## ASSIGNMENT:
All lines holding the word "referenced" should be located in the records and copied.

Items listed in a dataset
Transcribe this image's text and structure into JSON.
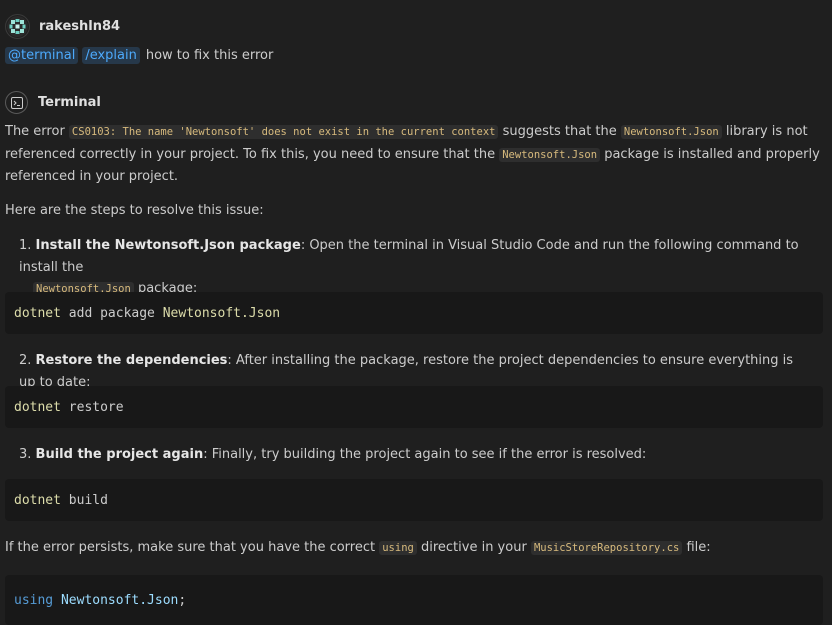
{
  "user": {
    "name": "rakeshln84"
  },
  "query": {
    "agent": "@terminal",
    "command": "/explain",
    "text": "how to fix this error"
  },
  "response": {
    "agent_label": "Terminal",
    "intro": {
      "t1": "The error ",
      "code1": "CS0103: The name 'Newtonsoft' does not exist in the current context",
      "t2": " suggests that the ",
      "code2": "Newtonsoft.Json",
      "t3": " library is not referenced correctly in your project. To fix this, you need to ensure that the ",
      "code3": "Newtonsoft.Json",
      "t4": " package is installed and properly referenced in your project."
    },
    "steps_intro": "Here are the steps to resolve this issue:",
    "steps": [
      {
        "num": "1.",
        "title": "Install the Newtonsoft.Json package",
        "t1": ": Open the terminal in Visual Studio Code and run the following command to install the ",
        "code": "Newtonsoft.Json",
        "t2": " package:",
        "command": {
          "tool": "dotnet",
          "rest1": " add package ",
          "pkg": "Newtonsoft.Json"
        }
      },
      {
        "num": "2.",
        "title": "Restore the dependencies",
        "t1": ": After installing the package, restore the project dependencies to ensure everything is up to date:",
        "command": {
          "tool": "dotnet",
          "rest1": " restore"
        }
      },
      {
        "num": "3.",
        "title": "Build the project again",
        "t1": ": Finally, try building the project again to see if the error is resolved:",
        "command": {
          "tool": "dotnet",
          "rest1": " build"
        }
      }
    ],
    "outro": {
      "t1": "If the error persists, make sure that you have the correct ",
      "code1": "using",
      "t2": " directive in your ",
      "code2": "MusicStoreRepository.cs",
      "t3": " file:"
    },
    "using_block": {
      "keyword": "using",
      "namespace": "Newtonsoft.Json",
      "semi": ";"
    }
  }
}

## EXPECTED OUTPUT:
      "t3": " library is not referenced correctly in your project. To fix this, you need to ensure that the ",
      "t4": " package is installed and properly referenced in your project."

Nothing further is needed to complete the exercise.